• **INSTRUCTIONS TO FOLLOW**: An exact copy of every entry is needed, with the images left out.

• **TASK INPUT**:
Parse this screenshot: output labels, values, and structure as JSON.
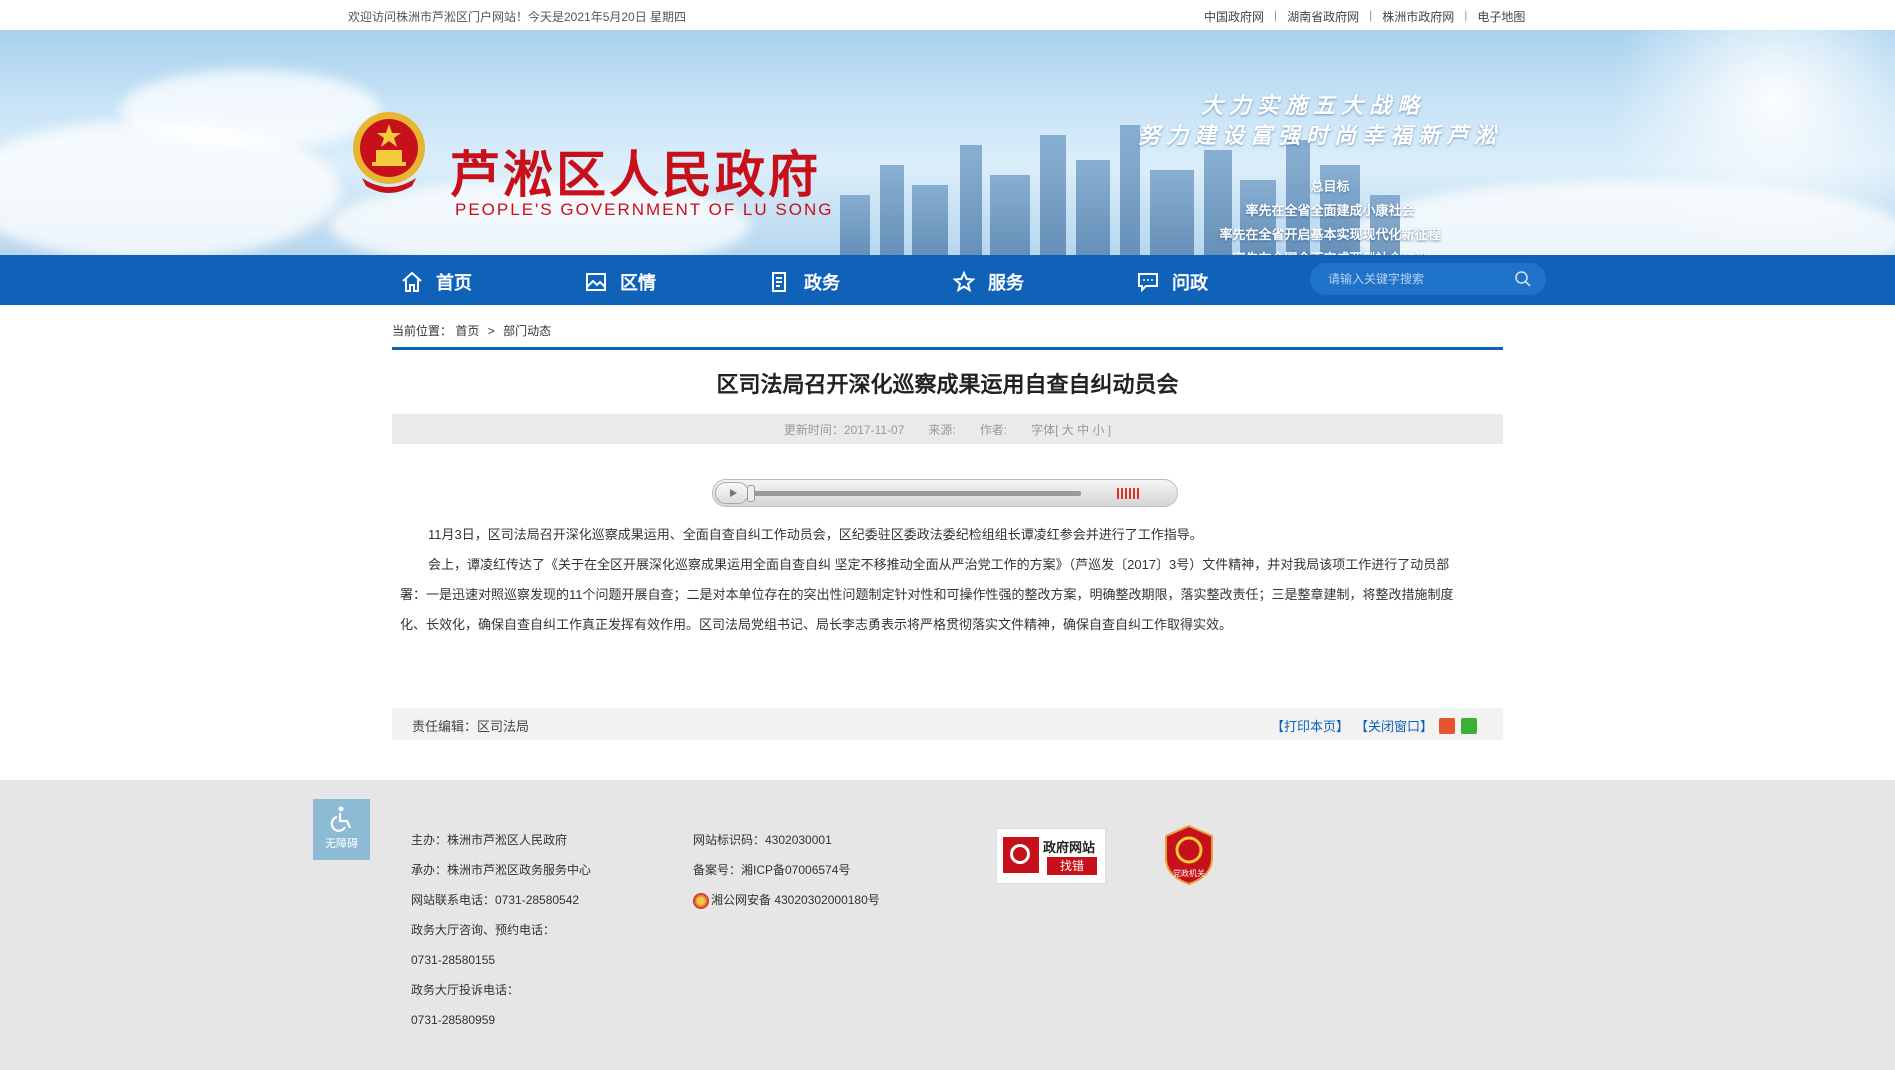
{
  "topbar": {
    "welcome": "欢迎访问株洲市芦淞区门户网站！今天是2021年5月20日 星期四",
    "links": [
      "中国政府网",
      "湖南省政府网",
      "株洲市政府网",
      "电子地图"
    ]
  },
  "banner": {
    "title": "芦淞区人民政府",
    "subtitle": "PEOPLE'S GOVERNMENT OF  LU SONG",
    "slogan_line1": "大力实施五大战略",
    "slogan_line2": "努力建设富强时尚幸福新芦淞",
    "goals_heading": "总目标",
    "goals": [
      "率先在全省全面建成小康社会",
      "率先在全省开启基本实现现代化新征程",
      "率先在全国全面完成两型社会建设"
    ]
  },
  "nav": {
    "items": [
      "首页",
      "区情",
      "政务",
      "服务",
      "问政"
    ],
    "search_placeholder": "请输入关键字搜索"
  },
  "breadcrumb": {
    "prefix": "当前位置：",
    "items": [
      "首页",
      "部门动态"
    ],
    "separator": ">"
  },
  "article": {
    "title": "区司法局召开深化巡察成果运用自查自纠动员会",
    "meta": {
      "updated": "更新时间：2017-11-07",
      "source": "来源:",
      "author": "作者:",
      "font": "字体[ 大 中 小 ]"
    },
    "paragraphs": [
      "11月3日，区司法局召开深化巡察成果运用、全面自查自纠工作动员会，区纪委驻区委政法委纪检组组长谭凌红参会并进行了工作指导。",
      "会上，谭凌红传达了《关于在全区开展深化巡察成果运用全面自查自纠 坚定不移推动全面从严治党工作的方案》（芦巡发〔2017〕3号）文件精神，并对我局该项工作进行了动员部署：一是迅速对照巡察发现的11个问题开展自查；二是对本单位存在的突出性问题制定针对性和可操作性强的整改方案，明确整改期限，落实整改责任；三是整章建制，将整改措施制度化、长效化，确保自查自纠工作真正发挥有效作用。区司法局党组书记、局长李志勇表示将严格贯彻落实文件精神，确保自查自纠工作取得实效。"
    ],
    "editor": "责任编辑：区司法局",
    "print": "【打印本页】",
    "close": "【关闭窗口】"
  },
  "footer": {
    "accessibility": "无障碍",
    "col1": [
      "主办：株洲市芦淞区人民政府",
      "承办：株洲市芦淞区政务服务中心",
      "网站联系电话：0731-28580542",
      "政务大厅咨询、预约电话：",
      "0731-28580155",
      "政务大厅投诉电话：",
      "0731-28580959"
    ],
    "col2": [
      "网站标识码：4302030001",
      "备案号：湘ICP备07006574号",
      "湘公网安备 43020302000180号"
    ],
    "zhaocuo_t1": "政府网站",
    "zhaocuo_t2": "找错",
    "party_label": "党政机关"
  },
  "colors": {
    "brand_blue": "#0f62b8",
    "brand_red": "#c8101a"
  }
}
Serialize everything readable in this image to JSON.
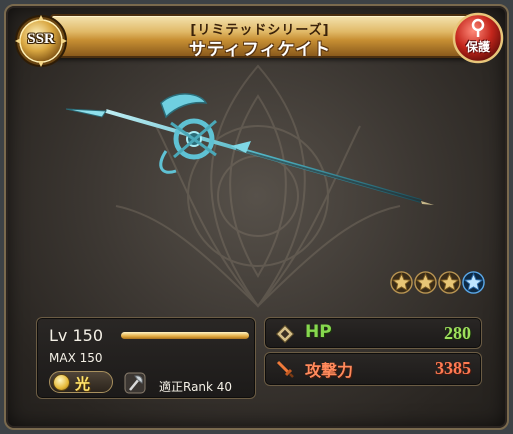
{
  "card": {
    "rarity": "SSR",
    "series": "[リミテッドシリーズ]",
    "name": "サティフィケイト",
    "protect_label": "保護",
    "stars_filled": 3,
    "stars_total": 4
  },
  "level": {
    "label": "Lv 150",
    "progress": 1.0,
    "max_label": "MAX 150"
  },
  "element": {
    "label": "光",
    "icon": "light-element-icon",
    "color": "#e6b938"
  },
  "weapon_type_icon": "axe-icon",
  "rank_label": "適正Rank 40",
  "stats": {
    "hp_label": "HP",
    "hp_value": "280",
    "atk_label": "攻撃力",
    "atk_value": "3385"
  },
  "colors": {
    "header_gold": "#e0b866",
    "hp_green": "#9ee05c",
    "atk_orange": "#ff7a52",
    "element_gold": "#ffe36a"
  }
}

• **OUTPUT FOR THIS TASK**:
Parse this screenshot: output labels, values, and structure as JSON.
{
  "topbar": {
    "welcome": "欢迎访问株洲市芦淞区门户网站！今天是2021年5月20日 星期四",
    "links": [
      "中国政府网",
      "湖南省政府网",
      "株洲市政府网",
      "电子地图"
    ]
  },
  "banner": {
    "title": "芦淞区人民政府",
    "subtitle": "PEOPLE'S GOVERNMENT OF  LU SONG",
    "slogan_line1": "大力实施五大战略",
    "slogan_line2": "努力建设富强时尚幸福新芦淞",
    "goals_heading": "总目标",
    "goals": [
      "率先在全省全面建成小康社会",
      "率先在全省开启基本实现现代化新征程",
      "率先在全国全面完成两型社会建设"
    ]
  },
  "nav": {
    "items": [
      "首页",
      "区情",
      "政务",
      "服务",
      "问政"
    ],
    "search_placeholder": "请输入关键字搜索"
  },
  "breadcrumb": {
    "prefix": "当前位置：",
    "items": [
      "首页",
      "部门动态"
    ],
    "separator": ">"
  },
  "article": {
    "title": "区司法局召开深化巡察成果运用自查自纠动员会",
    "meta": {
      "updated": "更新时间：2017-11-07",
      "source": "来源:",
      "author": "作者:",
      "font": "字体[ 大 中 小 ]"
    },
    "paragraphs": [
      "11月3日，区司法局召开深化巡察成果运用、全面自查自纠工作动员会，区纪委驻区委政法委纪检组组长谭凌红参会并进行了工作指导。",
      "会上，谭凌红传达了《关于在全区开展深化巡察成果运用全面自查自纠 坚定不移推动全面从严治党工作的方案》（芦巡发〔2017〕3号）文件精神，并对我局该项工作进行了动员部署：一是迅速对照巡察发现的11个问题开展自查；二是对本单位存在的突出性问题制定针对性和可操作性强的整改方案，明确整改期限，落实整改责任；三是整章建制，将整改措施制度化、长效化，确保自查自纠工作真正发挥有效作用。区司法局党组书记、局长李志勇表示将严格贯彻落实文件精神，确保自查自纠工作取得实效。"
    ],
    "editor": "责任编辑：区司法局",
    "print": "【打印本页】",
    "close": "【关闭窗口】"
  },
  "footer": {
    "accessibility": "无障碍",
    "col1": [
      "主办：株洲市芦淞区人民政府",
      "承办：株洲市芦淞区政务服务中心",
      "网站联系电话：0731-28580542",
      "政务大厅咨询、预约电话：",
      "0731-28580155",
      "政务大厅投诉电话：",
      "0731-28580959"
    ],
    "col2": [
      "网站标识码：4302030001",
      "备案号：湘ICP备07006574号",
      "湘公网安备 43020302000180号"
    ],
    "zhaocuo_t1": "政府网站",
    "zhaocuo_t2": "找错",
    "party_label": "党政机关"
  },
  "colors": {
    "brand_blue": "#0f62b8",
    "brand_red": "#c8101a"
  }
}
Serialize everything readable in this image to JSON.
{
  "card": {
    "rarity": "SSR",
    "series": "[リミテッドシリーズ]",
    "name": "サティフィケイト",
    "protect_label": "保護",
    "stars_filled": 3,
    "stars_total": 4
  },
  "level": {
    "label": "Lv 150",
    "progress": 1.0,
    "max_label": "MAX 150"
  },
  "element": {
    "label": "光",
    "icon": "light-element-icon",
    "color": "#e6b938"
  },
  "weapon_type_icon": "axe-icon",
  "rank_label": "適正Rank 40",
  "stats": {
    "hp_label": "HP",
    "hp_value": "280",
    "atk_label": "攻撃力",
    "atk_value": "3385"
  },
  "colors": {
    "header_gold": "#e0b866",
    "hp_green": "#9ee05c",
    "atk_orange": "#ff7a52",
    "element_gold": "#ffe36a"
  }
}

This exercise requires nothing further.